## [Exercise]
Print every record below exactly as it stands, but leave out the pictures.

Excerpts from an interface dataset
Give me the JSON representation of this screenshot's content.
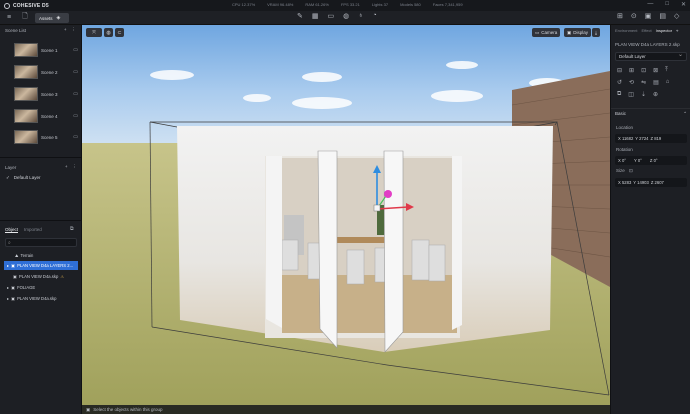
{
  "app": {
    "title": "COHESIVE D5"
  },
  "titlebar": {
    "stats": [
      "CPU 12.37%",
      "VRAM 96.48%",
      "RAM 61.26%",
      "FPS 33.21",
      "Lights 37",
      "Models 580",
      "Faces 7,341,959"
    ],
    "window_buttons": [
      "—",
      "□",
      "✕"
    ]
  },
  "toolbar": {
    "assets_label": "Assets",
    "center_tools": [
      "✎",
      "▦",
      "▭",
      "◍",
      "♁",
      "◔"
    ],
    "right_tools": [
      "⊞",
      "⊙",
      "▣",
      "▤",
      "◇"
    ]
  },
  "left_panel": {
    "scene_list_title": "Scene List",
    "scenes": [
      "Scene 1",
      "Scene 2",
      "Scene 3",
      "Scene 4",
      "Scene 5"
    ],
    "layer_title": "Layer",
    "layer_items": [
      "Default Layer"
    ],
    "tabs": [
      "Object",
      "Imported"
    ],
    "objects": [
      {
        "label": "Terrain",
        "icon": "⛰",
        "selected": false
      },
      {
        "label": "PLAN VIEW D4a LAYERS 2...",
        "icon": "▣",
        "selected": true
      },
      {
        "label": "PLAN VIEW D4a.skp",
        "icon": "▣",
        "selected": false
      },
      {
        "label": "FOLIAGE",
        "icon": "▸",
        "selected": false
      },
      {
        "label": "PLAN VIEW D4a.skp",
        "icon": "▸",
        "selected": false
      }
    ]
  },
  "viewport": {
    "camera_label": "Camera",
    "display_label": "Display",
    "status_text": "Select the objects within this group"
  },
  "right_panel": {
    "tabs": [
      "Environment",
      "Effect",
      "Inspector"
    ],
    "title": "PLAN VIEW D4a LAYERS 2.skp",
    "layer_select": "Default Layer",
    "basic_label": "Basic",
    "location_label": "Location",
    "location": {
      "x": "X 11682",
      "y": "Y 2724",
      "z": "Z 819"
    },
    "rotation_label": "Rotation",
    "rotation": {
      "x": "X 0°",
      "y": "Y 0°",
      "z": "Z 0°"
    },
    "size_label": "Size",
    "size": {
      "x": "X 5283",
      "y": "Y 14903",
      "z": "Z 2607"
    }
  },
  "colors": {
    "accent": "#2f6fd6",
    "panel": "#1d1f24",
    "sky": "#8bb8e8",
    "grass": "#b7b572"
  }
}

## [Result of the exercise]
Give me the JSON representation of this screenshot's content.
{
  "app": {
    "title": "COHESIVE D5"
  },
  "titlebar": {
    "stats": [
      "CPU 12.37%",
      "VRAM 96.48%",
      "RAM 61.26%",
      "FPS 33.21",
      "Lights 37",
      "Models 580",
      "Faces 7,341,959"
    ],
    "window_buttons": [
      "—",
      "□",
      "✕"
    ]
  },
  "toolbar": {
    "assets_label": "Assets",
    "center_tools": [
      "✎",
      "▦",
      "▭",
      "◍",
      "♁",
      "◔"
    ],
    "right_tools": [
      "⊞",
      "⊙",
      "▣",
      "▤",
      "◇"
    ]
  },
  "left_panel": {
    "scene_list_title": "Scene List",
    "scenes": [
      "Scene 1",
      "Scene 2",
      "Scene 3",
      "Scene 4",
      "Scene 5"
    ],
    "layer_title": "Layer",
    "layer_items": [
      "Default Layer"
    ],
    "tabs": [
      "Object",
      "Imported"
    ],
    "objects": [
      {
        "label": "Terrain",
        "icon": "⛰",
        "selected": false
      },
      {
        "label": "PLAN VIEW D4a LAYERS 2...",
        "icon": "▣",
        "selected": true
      },
      {
        "label": "PLAN VIEW D4a.skp",
        "icon": "▣",
        "selected": false
      },
      {
        "label": "FOLIAGE",
        "icon": "▸",
        "selected": false
      },
      {
        "label": "PLAN VIEW D4a.skp",
        "icon": "▸",
        "selected": false
      }
    ]
  },
  "viewport": {
    "camera_label": "Camera",
    "display_label": "Display",
    "status_text": "Select the objects within this group"
  },
  "right_panel": {
    "tabs": [
      "Environment",
      "Effect",
      "Inspector"
    ],
    "title": "PLAN VIEW D4a LAYERS 2.skp",
    "layer_select": "Default Layer",
    "basic_label": "Basic",
    "location_label": "Location",
    "location": {
      "x": "X 11682",
      "y": "Y 2724",
      "z": "Z 819"
    },
    "rotation_label": "Rotation",
    "rotation": {
      "x": "X 0°",
      "y": "Y 0°",
      "z": "Z 0°"
    },
    "size_label": "Size",
    "size": {
      "x": "X 5283",
      "y": "Y 14903",
      "z": "Z 2607"
    }
  },
  "colors": {
    "accent": "#2f6fd6",
    "panel": "#1d1f24",
    "sky": "#8bb8e8",
    "grass": "#b7b572"
  }
}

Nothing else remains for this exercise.